These two Kurdish women have been photographed as they might be seen today in Beirut. Their gay costumes are for everyday wear and are not reserved only for holidays. Riotous color and a flamboyance of dress characterize the appearance of these people.
The women wear two dresses, one on top of the other. The outer one has a low neckline which shows off the high neckline of the under garment. Pantaloons are a part of this costume. They are full and shir red tight to the ankle. Both women here wear yellow satin pantaloons.
One woman is wearing a blue silk outer dress or gambaz while the other is attired in an unusual velvet gambaz which is a family heir loom. The velvet dress is 50 years old. It is entirely embroidered in bands of multicolored flowers. Each outer gambaz has two free panels in the front of the skirt which may be brought to the back and tied up to add a flourish to the costume.
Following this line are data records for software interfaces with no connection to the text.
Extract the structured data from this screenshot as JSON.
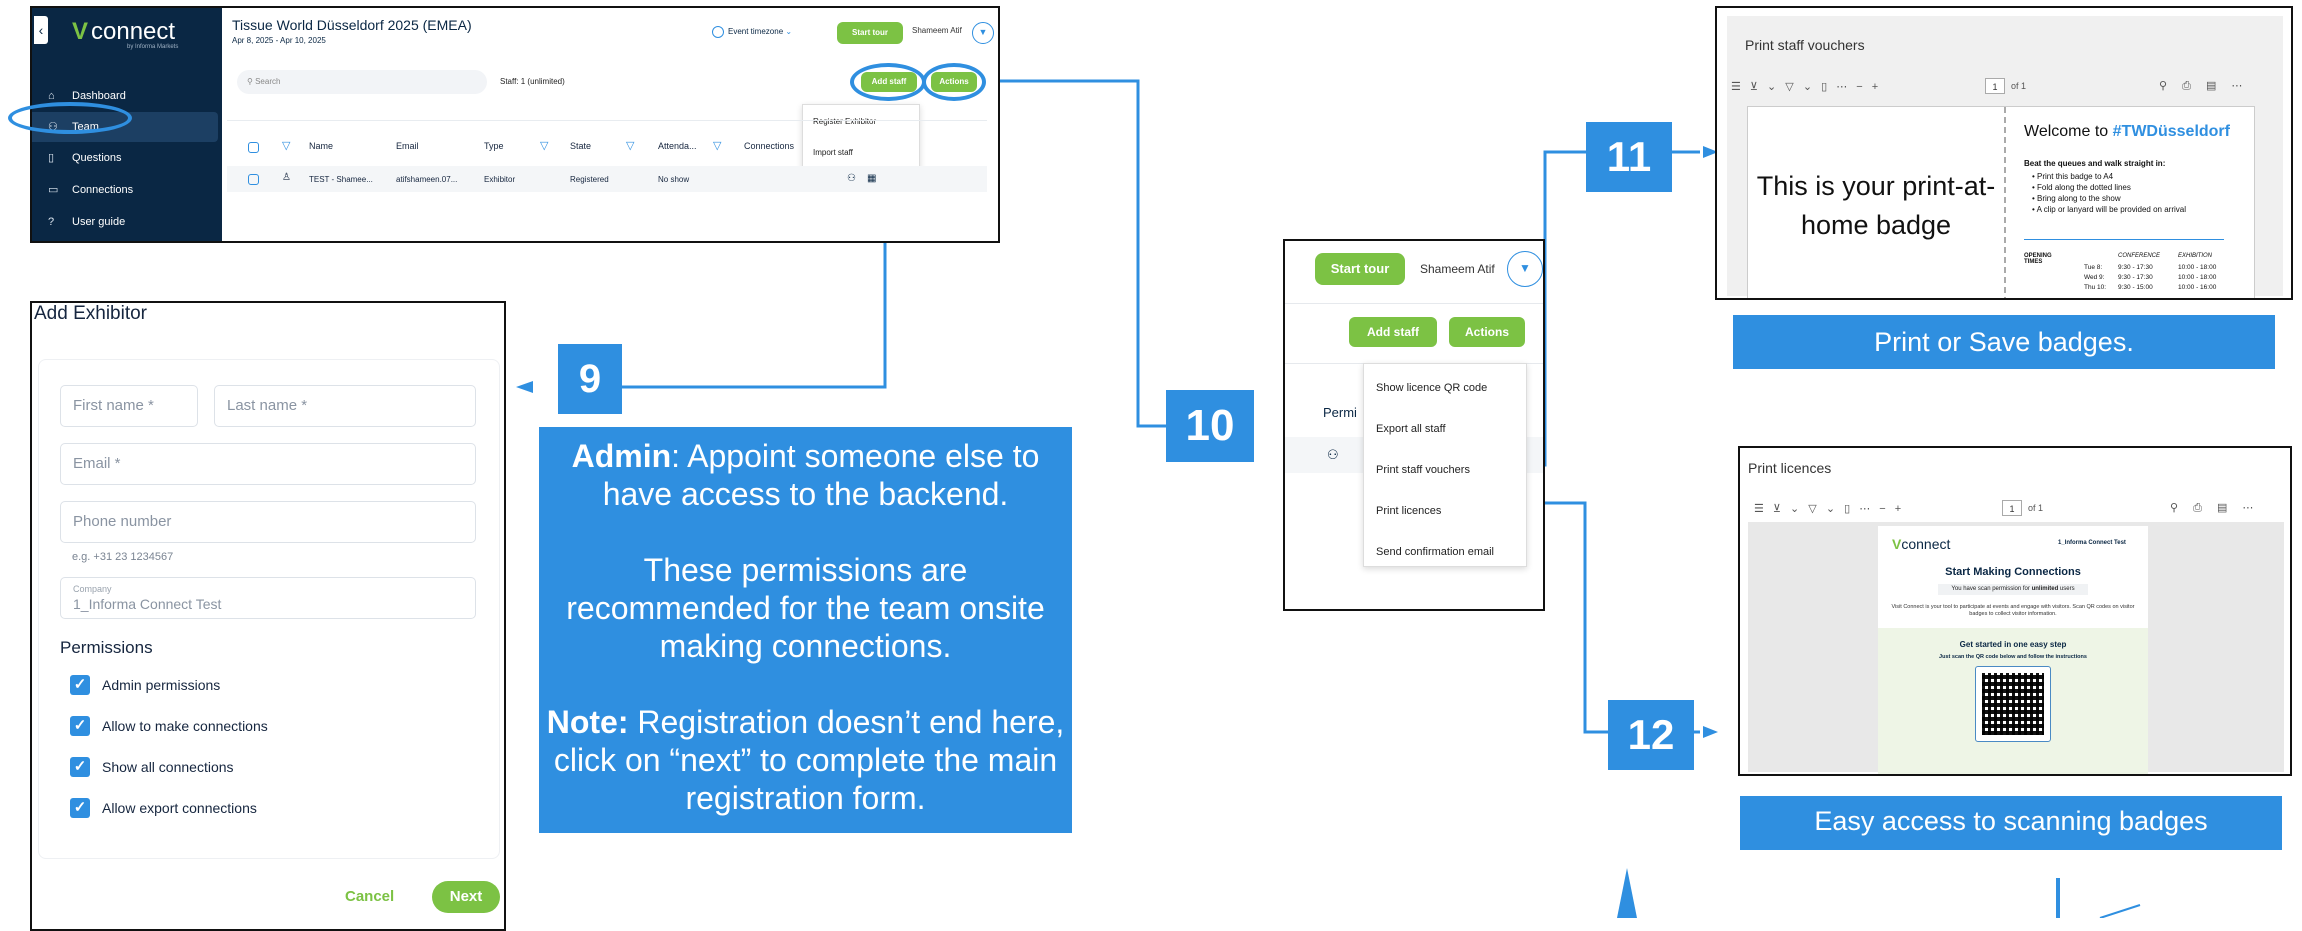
{
  "app": {
    "logo_text": "connect",
    "logo_sub": "by Informa Markets",
    "event_title": "Tissue World Düsseldorf 2025 (EMEA)",
    "event_dates": "Apr 8, 2025 - Apr 10, 2025",
    "timezone_label": "Event timezone",
    "start_tour": "Start tour",
    "user_name": "Shameem Atif",
    "nav": [
      {
        "label": "Dashboard",
        "icon": "home-icon"
      },
      {
        "label": "Team",
        "icon": "team-icon"
      },
      {
        "label": "Questions",
        "icon": "clipboard-icon"
      },
      {
        "label": "Connections",
        "icon": "contact-card-icon"
      },
      {
        "label": "User guide",
        "icon": "help-icon"
      }
    ],
    "search_placeholder": "Search",
    "staff_count": "Staff: 1 (unlimited)",
    "add_staff": "Add staff",
    "actions": "Actions",
    "actions_menu_small": [
      "Register Exhibitor",
      "Import staff"
    ],
    "table": {
      "headers": [
        "Name",
        "Email",
        "Type",
        "State",
        "Attenda...",
        "Connections"
      ],
      "row": [
        "TEST - Shamee...",
        "atifshameen.07...",
        "Exhibitor",
        "Registered",
        "No show"
      ]
    }
  },
  "add_exhibitor": {
    "title": "Add Exhibitor",
    "first_name": "First name *",
    "last_name": "Last name *",
    "email": "Email *",
    "phone": "Phone number",
    "phone_hint": "e.g. +31 23 1234567",
    "company_label": "Company",
    "company_value": "1_Informa Connect Test",
    "permissions_title": "Permissions",
    "permissions": [
      "Admin permissions",
      "Allow to make connections",
      "Show all connections",
      "Allow export connections"
    ],
    "cancel": "Cancel",
    "next": "Next"
  },
  "steps": {
    "s9": "9",
    "s10": "10",
    "s11": "11",
    "s12": "12"
  },
  "info": {
    "admin_bold": "Admin",
    "admin_text": ": Appoint someone else to have access to the backend.",
    "perm_text": "These permissions are recommended for the team onsite making connections.",
    "note_bold": "Note:",
    "note_text": " Registration doesn’t end here, click on “next” to complete the main registration form."
  },
  "zoom": {
    "start_tour": "Start tour",
    "user_name": "Shameem Atif",
    "add_staff": "Add staff",
    "actions": "Actions",
    "partial_label": "Permi",
    "menu": [
      "Show licence QR code",
      "Export all staff",
      "Print staff vouchers",
      "Print licences",
      "Send confirmation email"
    ]
  },
  "vouchers": {
    "title": "Print staff vouchers",
    "page_num": "1",
    "page_of": "of 1",
    "badge_text": "This is your print-at-home badge",
    "welcome": "Welcome to",
    "hashtag": "#TWDüsseldorf",
    "beat": "Beat the queues and walk straight in:",
    "bullets": [
      "Print this badge to A4",
      "Fold along the dotted lines",
      "Bring along to the show",
      "A clip or lanyard will be provided on arrival"
    ],
    "opening": "OPENING TIMES",
    "col_conf": "CONFERENCE",
    "col_exh": "EXHIBITION",
    "times": [
      [
        "Tue 8:",
        "9:30 - 17:30",
        "10:00 - 18:00"
      ],
      [
        "Wed 9:",
        "9:30 - 17:30",
        "10:00 - 18:00"
      ],
      [
        "Thu 10:",
        "9:30 - 15:00",
        "10:00 - 16:00"
      ]
    ],
    "caption": "Print or Save badges."
  },
  "licences": {
    "title": "Print licences",
    "page_num": "1",
    "page_of": "of 1",
    "heading": "Start Making Connections",
    "scan_pre": "You have scan permission for",
    "scan_bold": "unlimited",
    "scan_post": "users",
    "desc": "Visit Connect is your tool to participate at events and engage with visitors. Scan QR codes on visitor badges to collect visitor information.",
    "get_started": "Get started in one easy step",
    "just_scan": "Just scan the QR code below and follow the instructions",
    "licence_name": "1_Informa Connect Test",
    "caption": "Easy access to scanning badges"
  },
  "colors": {
    "accent": "#2f8fe0",
    "green": "#7cc244",
    "navy": "#0a2744"
  }
}
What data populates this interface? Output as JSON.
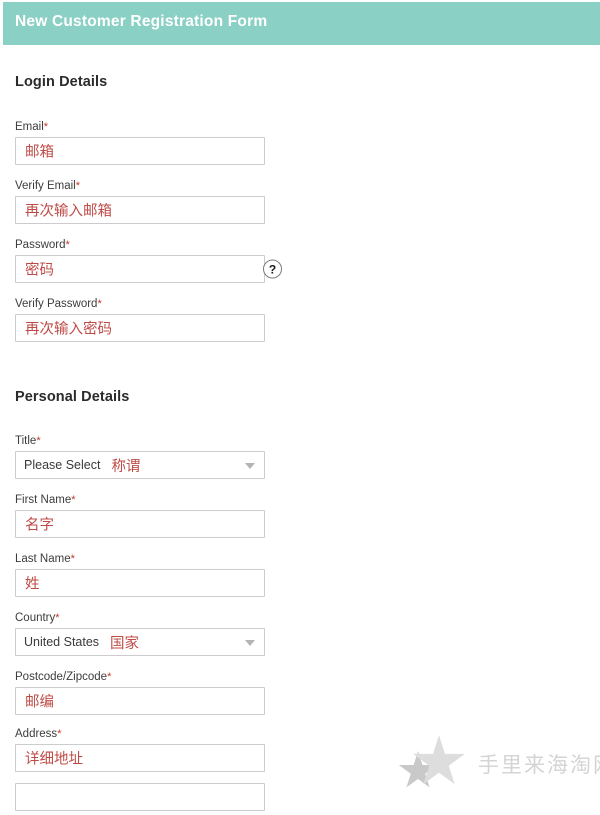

An important part of the Kurdish woman's clothing is the girdle fashioned of a handwoven wool scarf folded on the diagonal. The womanties this girdle firmly around her hips to give both warmth and support to the stomach. A bright apron which contrasts with the gambaz is tied over the girdle.
The headdress is a turban and veil. The veil is of sheer white cotton and may be edged with beads and sequins. The veil falls at either side of the face but does not cover it. The turban is made of a scarf like the one worn around the waist. It is tied at the back of the head and worn at an angle on the brow. Kurdish jewelry combines amber and turquoise beads with gold or silver.
The Kurdish men wear the sherwal, an open necked shirt, a sleeve less type of bolero jacket, and tie a turban such as the women wear around the head.